Justin Peck’s Belles Lettres opened on a scene of almost startling beauty: a flower formation through which dancers kept weaving, appearing and disappearing. Then, as they unspooled into a long chain, two dancers were pulled toward each other, forced by the group into an amorous encounter. This led into a series of pas de deux, one for each of the four couples. César Franck’s untitled piano quintet seems to have awakened a new romanticism in young Mr. Peck, usually more preoccupied with dreaming up dazzling geometries for the ensemble.
The scene was reminiscent of the decadent ballroom at the end of Balanchine’s Vienna Waltzes or La Valse: elegant, opulent, but not quite right. The women appeared to be almost imprisoned by their partners, held too close, too insistently. The astonishingly fluid Anthony Huxley, spinning and gliding across the stage with the speed and lightness of a hummingbird, offered the only glimpse of freedom in this closed world. A touch of his hand released a woman from the vise of her lover’s arms.

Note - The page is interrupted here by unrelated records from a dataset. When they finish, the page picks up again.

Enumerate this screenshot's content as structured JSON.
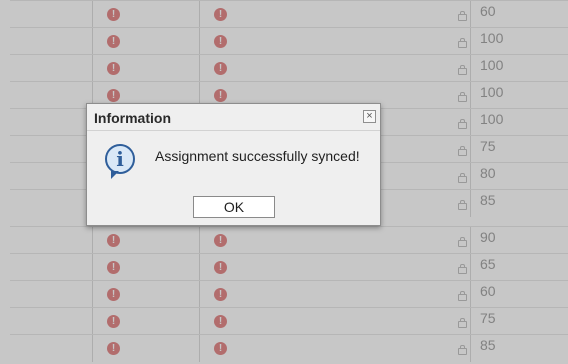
{
  "dialog": {
    "title": "Information",
    "message": "Assignment successfully synced!",
    "ok_label": "OK",
    "close_icon": "close-icon",
    "info_icon": "info-icon"
  },
  "grid": {
    "alert_icon": "exclamation-circle-icon",
    "lock_icon": "lock-icon",
    "scores": [
      "60",
      "100",
      "100",
      "100",
      "100",
      "75",
      "80",
      "85",
      "90",
      "65",
      "60",
      "75",
      "85"
    ]
  },
  "colors": {
    "alert": "#e58c8c",
    "overlay": "rgba(0,0,0,0.22)"
  }
}
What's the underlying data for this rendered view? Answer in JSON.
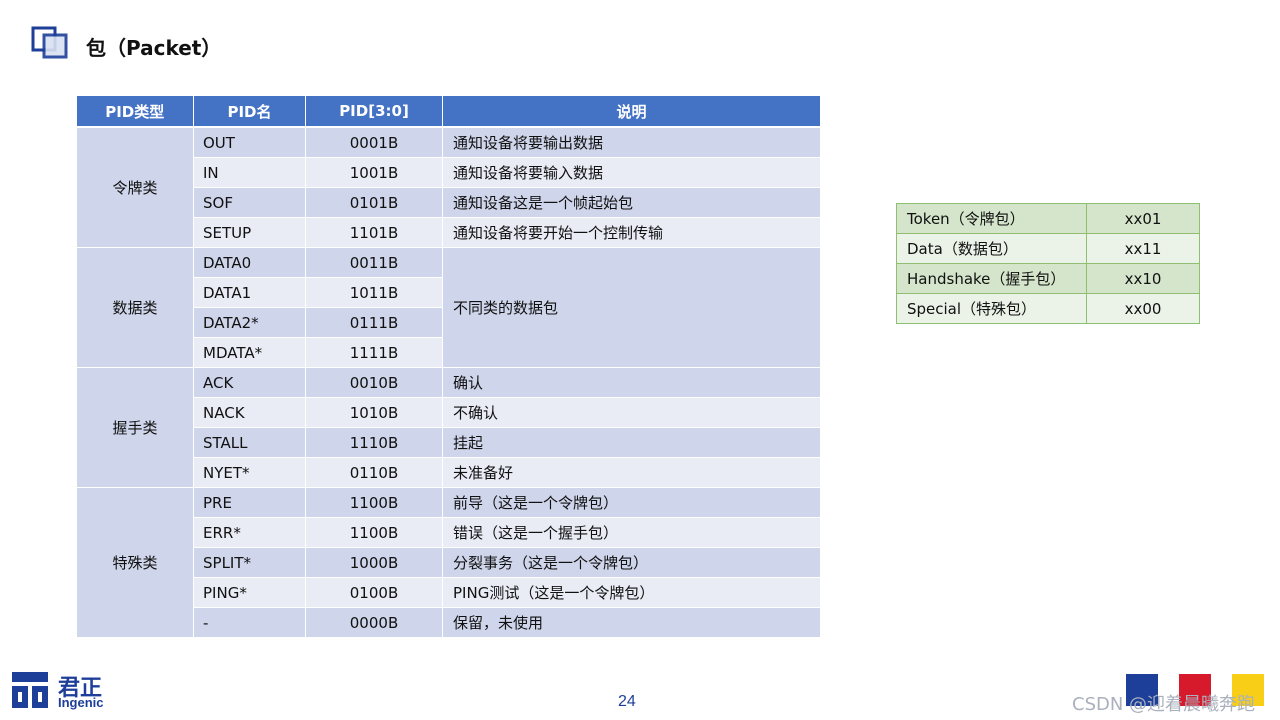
{
  "title": "包（Packet）",
  "table": {
    "headers": [
      "PID类型",
      "PID名",
      "PID[3:0]",
      "说明"
    ],
    "groups": [
      {
        "type": "令牌类",
        "rows": [
          {
            "name": "OUT",
            "code": "0001B",
            "desc": "通知设备将要输出数据"
          },
          {
            "name": "IN",
            "code": "1001B",
            "desc": "通知设备将要输入数据"
          },
          {
            "name": "SOF",
            "code": "0101B",
            "desc": "通知设备这是一个帧起始包"
          },
          {
            "name": "SETUP",
            "code": "1101B",
            "desc": "通知设备将要开始一个控制传输"
          }
        ]
      },
      {
        "type": "数据类",
        "shared_desc": "不同类的数据包",
        "rows": [
          {
            "name": "DATA0",
            "code": "0011B"
          },
          {
            "name": "DATA1",
            "code": "1011B"
          },
          {
            "name": "DATA2*",
            "code": "0111B"
          },
          {
            "name": "MDATA*",
            "code": "1111B"
          }
        ]
      },
      {
        "type": "握手类",
        "rows": [
          {
            "name": "ACK",
            "code": "0010B",
            "desc": "确认"
          },
          {
            "name": "NACK",
            "code": "1010B",
            "desc": "不确认"
          },
          {
            "name": "STALL",
            "code": "1110B",
            "desc": "挂起"
          },
          {
            "name": "NYET*",
            "code": "0110B",
            "desc": "未准备好"
          }
        ]
      },
      {
        "type": "特殊类",
        "rows": [
          {
            "name": "PRE",
            "code": "1100B",
            "desc": "前导（这是一个令牌包）"
          },
          {
            "name": "ERR*",
            "code": "1100B",
            "desc": "错误（这是一个握手包）"
          },
          {
            "name": "SPLIT*",
            "code": "1000B",
            "desc": "分裂事务（这是一个令牌包）"
          },
          {
            "name": "PING*",
            "code": "0100B",
            "desc": "PING测试（这是一个令牌包）"
          },
          {
            "name": "-",
            "code": "0000B",
            "desc": "保留，未使用"
          }
        ]
      }
    ]
  },
  "summary": [
    {
      "label": "Token（令牌包）",
      "value": "xx01"
    },
    {
      "label": "Data（数据包）",
      "value": "xx11"
    },
    {
      "label": "Handshake（握手包）",
      "value": "xx10"
    },
    {
      "label": "Special（特殊包）",
      "value": "xx00"
    }
  ],
  "footer": {
    "logo_cn": "君正",
    "logo_en": "Ingenic",
    "page_number": "24",
    "watermark": "CSDN @迎着晨曦奔跑"
  },
  "colors": {
    "header_blue": "#4472c4",
    "row_dark": "#cfd5ea",
    "row_light": "#e9ebf5",
    "summary_dark": "#d5e5cb",
    "summary_light": "#ebf2e7",
    "brand_blue": "#1e3f99",
    "square_red": "#d7192c",
    "square_yellow": "#f8cf16"
  }
}
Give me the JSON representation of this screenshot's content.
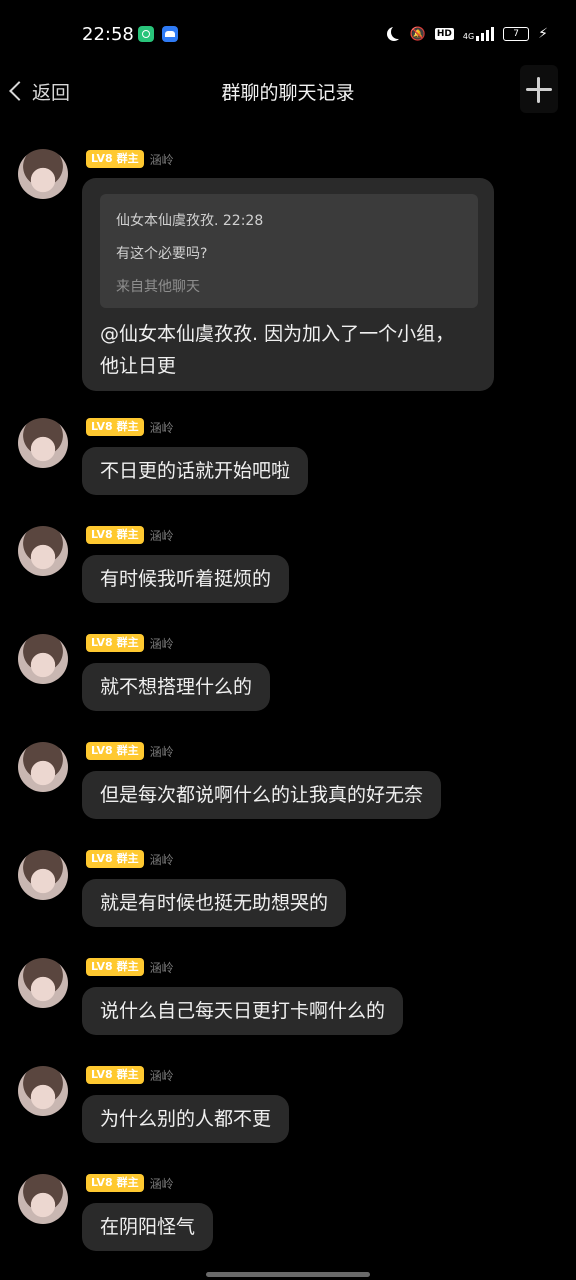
{
  "status_bar": {
    "time": "22:58",
    "right_text": "4G",
    "hd": "HD",
    "battery": "7"
  },
  "header": {
    "back_label": "返回",
    "title": "群聊的聊天记录"
  },
  "badges": {
    "level": "LV8",
    "role": "群主"
  },
  "messages": [
    {
      "nickname": "涵岭",
      "quote": {
        "line1": "仙女本仙虞孜孜. 22:28",
        "line2": "有这个必要吗?",
        "source": "来自其他聊天"
      },
      "text": "@仙女本仙虞孜孜. 因为加入了一个小组，他让日更"
    },
    {
      "nickname": "涵岭",
      "text": "不日更的话就开始吧啦"
    },
    {
      "nickname": "涵岭",
      "text": "有时候我听着挺烦的"
    },
    {
      "nickname": "涵岭",
      "text": "就不想搭理什么的"
    },
    {
      "nickname": "涵岭",
      "text": "但是每次都说啊什么的让我真的好无奈"
    },
    {
      "nickname": "涵岭",
      "text": "就是有时候也挺无助想哭的"
    },
    {
      "nickname": "涵岭",
      "text": "说什么自己每天日更打卡啊什么的"
    },
    {
      "nickname": "涵岭",
      "text": "为什么别的人都不更"
    },
    {
      "nickname": "涵岭",
      "text": "在阴阳怪气"
    }
  ]
}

Peck is widening his palette, acquiring a new maturity. His Belles Lettres has style – the dresses, by Mary Katrantzou, have an attractive 1930’s line – as well as atmosphere and subtlety of texture. If there’s a small bone to pick, it’s that the pas de deux are still a little generic.
Because of a City Ballet policy that bans critics who’ve watched rehearsals from reviewing the final product, I can’t say much about Clearing Dawn, corps-member Troy Schumacher’s first ballet for the company. I wrote a preview about it for the Times. I will say this: as the only work on the program that wasn’t built around partnering, it provided a welcome contrast. Schumacher’s style is still a work-in-process, but one can sense his desire to present his dancers as people, not romantic fantasies.
Even more down to earth is This Bitter Earth, a pas de deux created by Christopher Wheeldon for Wendy Whelan in 2012. It’s a rather simple work with the feel of an intimate conversation. Whelan falls, and her partner (Tyler Angle) catches her. She rubs her forehead against his arm, seeking solace. They touch palms, enacting a ritual of trust and friendship. What’s remarkable, though, is the way Wheeldon has drawn a portrait of this particular dancer, of the way she moves and interacts with the world: simply, directly, without ornamentation. Whelan will retire from the company at the end of the season. She’s forty-seven, she’s had a good run. But the honesty and open-heartedness she brings to her dancing will not soon find its match.